Before the Streets is a thriller set on a Quebec reservation

The challenges of working with non-pro actors in the Atikamekw language turned out to be blessings for first-time director Chloé Leriche.

©Glauco Bermudez ALR_Shawnouk_Raoul
Rykko Bellemare (left) in Before the Streets. Photos by Glauco Bermudez 

“There are about 6,000 people who speak Atikamekw in the entire world,” says Chloé Leriche. “I rewrote the script considerably based on who I ended up casting!”

Casting was only one of the many challenges Leriche faced while making her debut feature, Before the Streets. It’s the story of Shawnouk (Rykko Bellemare), a young Atikamekw man living on the Manawan reservation in Quebec’s Lanaudière region. Shawnouk’s day-to-day is troubled: he can’t find work, is at odds with his mother’s policeman boyfriend (Jacques Newashish) and enduring a long, protracted break-up fraught with jealousy. Befriending an outsider (Martin Dubreuil) who promises to pay him in exchange for lessons in breaking into cottages and hunting camps, Shawnouk eventually ends up committing the unthinkable when he kills the man in self-defence.
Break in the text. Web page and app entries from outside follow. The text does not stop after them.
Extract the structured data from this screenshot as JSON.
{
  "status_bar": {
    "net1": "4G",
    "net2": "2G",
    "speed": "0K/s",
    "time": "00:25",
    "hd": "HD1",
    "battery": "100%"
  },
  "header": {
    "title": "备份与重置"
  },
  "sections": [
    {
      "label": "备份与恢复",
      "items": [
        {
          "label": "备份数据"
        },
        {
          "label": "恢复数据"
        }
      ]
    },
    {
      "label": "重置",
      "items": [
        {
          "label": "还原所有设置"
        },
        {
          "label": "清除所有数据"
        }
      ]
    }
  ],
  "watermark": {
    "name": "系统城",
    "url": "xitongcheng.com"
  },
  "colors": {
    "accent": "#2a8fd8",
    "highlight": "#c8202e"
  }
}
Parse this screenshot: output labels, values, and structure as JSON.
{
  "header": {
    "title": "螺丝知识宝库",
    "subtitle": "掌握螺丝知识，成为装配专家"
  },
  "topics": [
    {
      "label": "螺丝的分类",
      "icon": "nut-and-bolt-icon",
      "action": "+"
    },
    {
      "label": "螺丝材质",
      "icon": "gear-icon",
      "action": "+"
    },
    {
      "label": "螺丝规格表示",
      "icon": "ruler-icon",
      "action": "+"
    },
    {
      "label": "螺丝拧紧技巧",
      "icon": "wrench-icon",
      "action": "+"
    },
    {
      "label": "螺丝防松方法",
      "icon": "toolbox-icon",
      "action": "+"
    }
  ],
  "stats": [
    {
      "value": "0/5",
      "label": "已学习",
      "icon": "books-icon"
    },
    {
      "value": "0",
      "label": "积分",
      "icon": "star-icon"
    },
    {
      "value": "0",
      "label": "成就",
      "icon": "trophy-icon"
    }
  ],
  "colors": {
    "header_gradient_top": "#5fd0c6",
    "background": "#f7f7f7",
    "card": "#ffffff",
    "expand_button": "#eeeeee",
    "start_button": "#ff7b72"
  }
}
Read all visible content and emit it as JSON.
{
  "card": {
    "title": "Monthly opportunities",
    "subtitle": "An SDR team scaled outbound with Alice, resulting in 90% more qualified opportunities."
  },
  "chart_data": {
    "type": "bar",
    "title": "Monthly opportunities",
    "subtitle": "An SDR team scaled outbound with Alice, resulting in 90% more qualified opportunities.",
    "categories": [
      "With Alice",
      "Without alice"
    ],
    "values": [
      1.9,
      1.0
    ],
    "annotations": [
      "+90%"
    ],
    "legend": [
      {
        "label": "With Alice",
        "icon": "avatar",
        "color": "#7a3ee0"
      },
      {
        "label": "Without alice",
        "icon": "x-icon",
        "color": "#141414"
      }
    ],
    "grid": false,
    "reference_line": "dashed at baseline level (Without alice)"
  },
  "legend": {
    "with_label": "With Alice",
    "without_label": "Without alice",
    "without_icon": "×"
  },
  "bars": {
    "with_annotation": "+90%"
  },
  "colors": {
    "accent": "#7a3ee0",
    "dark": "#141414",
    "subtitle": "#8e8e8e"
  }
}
Overcome by guilt, he disappears into the forest.

Chloé Leriche
Chloé Leriche

Leriche herself doesn’t speak Atikamekw; she became involved with the community through her work with Montreal non-profit organization Wapikoni Mobile. “I was conscious of the fact that I was coming in from the outside,” says Leriche. “There was a very real possibility that I could get lambasted for making this movie, especially since it was much more rock ’n’ roll in the initial stages. As I got to know the community, though, they were very receptive to the idea, very welcoming. I realized I didn’t have to be afraid of messing up; I knew everything would work out. At first I felt opportunistic but once I had the story outlined, everyone wanted in — because it spoke to them, because it was something that they knew.”

Working in a language she doesn’t speak came with obvious challenges.  “The film was written in French, and the actors translated their script every day of the shoot,” she explains. “I didn’t want to burn out all the scenes ahead of time since they were all non-professional actors. We shot the movie chronologically and I gave them the script at the end of each day — they did know their characters’ traits and al that. I definitely shot the movie without understanding the language, but I knew my story inside and out.”

©Glauco Bermudez ALR-Shawnouk_Kwena

Using a cast of nonprofessionals also allowed for greater improvisation and enriching of the script through the actors’ own experiences. “It allowed for certain First Nations notions and qualities to come out,” she explains. “There’s a scene where two characters are arguing and one of them brings up respect, for example. That’s not something that I had written in there, but the notions of respect are very important in their culture. It allows for certain bits of realism and authenticity to come out through their words and their experiences — they made the script theirs.”

Guilt is a recurring theme in the film, which eschews the traditional thriller narrative that one expects from the setup. What originally begins as a straight thriller takes on a more contemplative, almost documentary-like tone. “Unresolved crimes are a dime-a-dozen – the will he, won’t he.. Who cares? What’s interesting to me is the healing aspect of the film. Movies where someone seeks redemption for a murder, there are tons. It interests us on a human level because we always wonder how we would’ve reacted, but that wasn’t the story that interested me. I could’ve closed off the story — I had four endings written, I had a whole investigative angle written in — but we’ve seen that before.” ■

Before the Streets opens in theatres on Friday, April 15. Watch the trailer here: